▶ _WORK TO COMPLETE_
Look through the records and copy every line in which "Embed" appears.

-------- SUPPLIED INFORMATION --------

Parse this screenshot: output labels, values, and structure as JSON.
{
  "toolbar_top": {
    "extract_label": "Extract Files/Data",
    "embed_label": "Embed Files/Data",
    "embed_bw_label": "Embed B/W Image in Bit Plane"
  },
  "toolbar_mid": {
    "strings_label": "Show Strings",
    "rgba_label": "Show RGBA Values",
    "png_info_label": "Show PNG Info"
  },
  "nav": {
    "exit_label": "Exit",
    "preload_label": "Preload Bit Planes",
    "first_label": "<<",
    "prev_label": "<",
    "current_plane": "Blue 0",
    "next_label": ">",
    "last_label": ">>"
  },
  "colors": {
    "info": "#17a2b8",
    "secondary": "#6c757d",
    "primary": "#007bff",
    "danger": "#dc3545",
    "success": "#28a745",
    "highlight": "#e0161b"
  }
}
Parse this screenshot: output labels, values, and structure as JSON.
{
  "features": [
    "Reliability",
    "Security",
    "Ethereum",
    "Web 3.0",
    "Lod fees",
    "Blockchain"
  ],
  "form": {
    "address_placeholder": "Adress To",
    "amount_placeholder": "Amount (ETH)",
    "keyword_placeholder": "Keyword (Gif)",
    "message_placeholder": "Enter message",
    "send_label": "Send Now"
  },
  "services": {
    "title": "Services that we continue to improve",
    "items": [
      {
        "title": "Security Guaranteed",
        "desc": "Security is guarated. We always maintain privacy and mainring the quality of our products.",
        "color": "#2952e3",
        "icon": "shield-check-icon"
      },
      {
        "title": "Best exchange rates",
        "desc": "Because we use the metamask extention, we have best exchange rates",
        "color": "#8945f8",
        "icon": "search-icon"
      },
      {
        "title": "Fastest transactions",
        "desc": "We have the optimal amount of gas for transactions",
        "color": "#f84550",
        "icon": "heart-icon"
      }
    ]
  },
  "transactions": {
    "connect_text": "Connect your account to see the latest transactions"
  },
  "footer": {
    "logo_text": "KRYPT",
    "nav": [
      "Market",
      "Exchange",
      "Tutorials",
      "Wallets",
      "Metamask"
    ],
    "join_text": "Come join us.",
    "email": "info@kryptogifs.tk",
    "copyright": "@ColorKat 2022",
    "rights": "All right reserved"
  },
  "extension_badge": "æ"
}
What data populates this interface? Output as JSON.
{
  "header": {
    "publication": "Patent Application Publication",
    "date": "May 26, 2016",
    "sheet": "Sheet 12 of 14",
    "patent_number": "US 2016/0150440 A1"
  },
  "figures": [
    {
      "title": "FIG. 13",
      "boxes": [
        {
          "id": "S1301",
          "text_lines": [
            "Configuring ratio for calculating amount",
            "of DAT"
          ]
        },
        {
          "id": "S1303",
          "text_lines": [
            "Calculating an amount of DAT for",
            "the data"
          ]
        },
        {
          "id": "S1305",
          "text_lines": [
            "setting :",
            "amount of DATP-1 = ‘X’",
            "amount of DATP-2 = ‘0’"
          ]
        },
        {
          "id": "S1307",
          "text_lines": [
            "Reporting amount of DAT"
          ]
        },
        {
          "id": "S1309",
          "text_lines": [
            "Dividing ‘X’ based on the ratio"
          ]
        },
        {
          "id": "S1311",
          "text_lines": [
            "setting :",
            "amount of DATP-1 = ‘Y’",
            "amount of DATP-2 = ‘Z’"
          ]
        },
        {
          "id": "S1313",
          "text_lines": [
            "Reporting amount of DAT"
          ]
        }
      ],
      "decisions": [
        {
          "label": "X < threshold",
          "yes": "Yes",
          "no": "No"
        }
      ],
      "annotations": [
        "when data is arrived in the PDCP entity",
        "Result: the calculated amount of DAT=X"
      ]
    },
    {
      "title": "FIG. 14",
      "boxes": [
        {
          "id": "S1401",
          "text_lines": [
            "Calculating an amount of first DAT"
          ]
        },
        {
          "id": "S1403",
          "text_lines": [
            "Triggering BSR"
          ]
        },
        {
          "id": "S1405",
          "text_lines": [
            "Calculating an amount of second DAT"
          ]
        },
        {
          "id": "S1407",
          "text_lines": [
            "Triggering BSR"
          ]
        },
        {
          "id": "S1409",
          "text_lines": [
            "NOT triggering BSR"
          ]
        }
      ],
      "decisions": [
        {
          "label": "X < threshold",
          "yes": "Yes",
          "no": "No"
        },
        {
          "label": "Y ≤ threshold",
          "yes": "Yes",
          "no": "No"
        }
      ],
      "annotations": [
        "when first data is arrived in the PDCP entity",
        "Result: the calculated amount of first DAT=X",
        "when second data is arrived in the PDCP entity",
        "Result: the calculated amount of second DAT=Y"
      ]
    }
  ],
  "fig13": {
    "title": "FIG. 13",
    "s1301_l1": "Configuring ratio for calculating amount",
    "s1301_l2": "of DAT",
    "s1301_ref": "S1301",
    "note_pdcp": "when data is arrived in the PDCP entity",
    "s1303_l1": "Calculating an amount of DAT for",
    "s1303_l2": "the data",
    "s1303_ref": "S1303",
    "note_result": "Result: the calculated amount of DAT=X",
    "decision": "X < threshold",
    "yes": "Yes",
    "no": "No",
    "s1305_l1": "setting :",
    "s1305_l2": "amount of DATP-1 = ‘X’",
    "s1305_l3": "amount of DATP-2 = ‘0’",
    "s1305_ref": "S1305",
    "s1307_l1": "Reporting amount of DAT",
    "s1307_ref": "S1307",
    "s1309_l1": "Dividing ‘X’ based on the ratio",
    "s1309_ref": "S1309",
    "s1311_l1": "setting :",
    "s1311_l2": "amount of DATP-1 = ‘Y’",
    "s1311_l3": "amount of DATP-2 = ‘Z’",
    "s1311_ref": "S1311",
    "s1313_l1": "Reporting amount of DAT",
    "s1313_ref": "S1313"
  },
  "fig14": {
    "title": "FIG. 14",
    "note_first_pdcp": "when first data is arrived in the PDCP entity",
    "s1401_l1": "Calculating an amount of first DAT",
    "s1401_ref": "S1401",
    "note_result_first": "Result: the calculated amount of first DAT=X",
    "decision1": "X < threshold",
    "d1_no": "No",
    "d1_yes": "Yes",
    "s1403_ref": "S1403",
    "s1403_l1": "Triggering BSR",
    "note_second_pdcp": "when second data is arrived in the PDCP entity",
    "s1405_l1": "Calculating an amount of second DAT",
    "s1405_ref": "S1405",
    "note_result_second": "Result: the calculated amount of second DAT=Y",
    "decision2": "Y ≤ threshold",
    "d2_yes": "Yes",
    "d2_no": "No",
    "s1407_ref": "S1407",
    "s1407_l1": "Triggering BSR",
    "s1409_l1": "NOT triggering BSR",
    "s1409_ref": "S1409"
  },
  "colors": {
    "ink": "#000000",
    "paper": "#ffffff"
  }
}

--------

▶ _TASK SOLUTION_
    "embed_label": "Embed Files/Data",
    "embed_bw_label": "Embed B/W Image in Bit Plane"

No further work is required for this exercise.